John Edmondson Prim is recognized as the first black judge in the state of Washington. He was also the first black person to serve as deputy prosecuting attorney for King County.
Prim was born to Charles and Sara Prim in Nashville, TN on September 15, 1898. His family relocated to Seattle where his father found employment as a longshoreman. Prim was educated in the Seattle Public Schools and graduate from Franklin High School in 1918. While in high school, he participated in sports and was on the debate team.
After high school, Prim attended the University of Washington. He worked as a waiter at the Butler Hotel in Seattle to help pay for his education. He received a Bachelor of Law Degree in 1927 and was admitted to the bar the same year.

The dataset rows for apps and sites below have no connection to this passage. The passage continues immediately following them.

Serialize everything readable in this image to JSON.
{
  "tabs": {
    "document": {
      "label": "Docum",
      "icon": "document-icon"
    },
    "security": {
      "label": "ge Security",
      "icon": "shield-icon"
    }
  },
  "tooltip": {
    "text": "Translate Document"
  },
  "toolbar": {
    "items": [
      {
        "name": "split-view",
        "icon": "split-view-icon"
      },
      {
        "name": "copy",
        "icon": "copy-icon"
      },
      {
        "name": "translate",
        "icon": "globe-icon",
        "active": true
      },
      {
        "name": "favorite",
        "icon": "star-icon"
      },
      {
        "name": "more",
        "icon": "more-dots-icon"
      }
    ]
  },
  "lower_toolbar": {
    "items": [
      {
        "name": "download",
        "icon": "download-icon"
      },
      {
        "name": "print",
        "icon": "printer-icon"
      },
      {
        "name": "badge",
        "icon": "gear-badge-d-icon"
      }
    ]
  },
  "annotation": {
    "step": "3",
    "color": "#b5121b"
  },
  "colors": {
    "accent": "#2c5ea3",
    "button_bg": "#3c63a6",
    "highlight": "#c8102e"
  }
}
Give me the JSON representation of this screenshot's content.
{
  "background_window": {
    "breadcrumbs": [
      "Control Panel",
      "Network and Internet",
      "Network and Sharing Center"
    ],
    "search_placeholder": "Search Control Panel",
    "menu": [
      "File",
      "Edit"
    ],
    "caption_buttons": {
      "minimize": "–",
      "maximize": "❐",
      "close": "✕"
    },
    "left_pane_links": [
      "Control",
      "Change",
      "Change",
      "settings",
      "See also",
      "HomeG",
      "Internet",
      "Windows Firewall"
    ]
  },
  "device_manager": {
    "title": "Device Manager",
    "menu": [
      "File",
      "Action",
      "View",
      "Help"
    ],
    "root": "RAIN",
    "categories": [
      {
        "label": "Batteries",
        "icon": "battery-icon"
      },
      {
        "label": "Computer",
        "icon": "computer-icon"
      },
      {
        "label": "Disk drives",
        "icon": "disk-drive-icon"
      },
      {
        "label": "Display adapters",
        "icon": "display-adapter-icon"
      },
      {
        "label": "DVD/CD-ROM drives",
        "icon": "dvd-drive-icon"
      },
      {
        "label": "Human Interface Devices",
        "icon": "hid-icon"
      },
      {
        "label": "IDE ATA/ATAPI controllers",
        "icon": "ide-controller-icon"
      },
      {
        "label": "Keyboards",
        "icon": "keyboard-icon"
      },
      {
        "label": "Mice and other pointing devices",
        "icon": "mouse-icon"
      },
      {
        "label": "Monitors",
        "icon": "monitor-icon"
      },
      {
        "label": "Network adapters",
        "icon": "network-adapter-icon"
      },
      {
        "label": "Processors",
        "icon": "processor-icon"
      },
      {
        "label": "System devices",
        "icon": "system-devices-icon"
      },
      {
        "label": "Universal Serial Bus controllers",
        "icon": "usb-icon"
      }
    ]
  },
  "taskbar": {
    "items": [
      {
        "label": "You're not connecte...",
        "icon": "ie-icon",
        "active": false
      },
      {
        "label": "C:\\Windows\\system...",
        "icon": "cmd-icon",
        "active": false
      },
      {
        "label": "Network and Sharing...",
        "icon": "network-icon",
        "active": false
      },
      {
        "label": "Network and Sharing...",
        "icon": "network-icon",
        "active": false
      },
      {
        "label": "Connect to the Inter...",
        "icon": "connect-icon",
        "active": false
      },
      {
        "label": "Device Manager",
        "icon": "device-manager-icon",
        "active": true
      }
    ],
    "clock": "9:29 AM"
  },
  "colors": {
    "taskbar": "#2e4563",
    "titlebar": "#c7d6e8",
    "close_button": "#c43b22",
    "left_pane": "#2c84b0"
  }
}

From 1927 until 1943, Prim had his own private law practice when he assumed the responsibilities of his first full time public office as deputy prosecutor of King County. He returned to private practice in 1951. Then, in 1954 he was appointed by Mayor Allan Pomeroy as judge pro tem of Seattle Municipal Court. He was a founder of the Seattle Urban League and was the first African American member of the State Board of Prisons and Parole.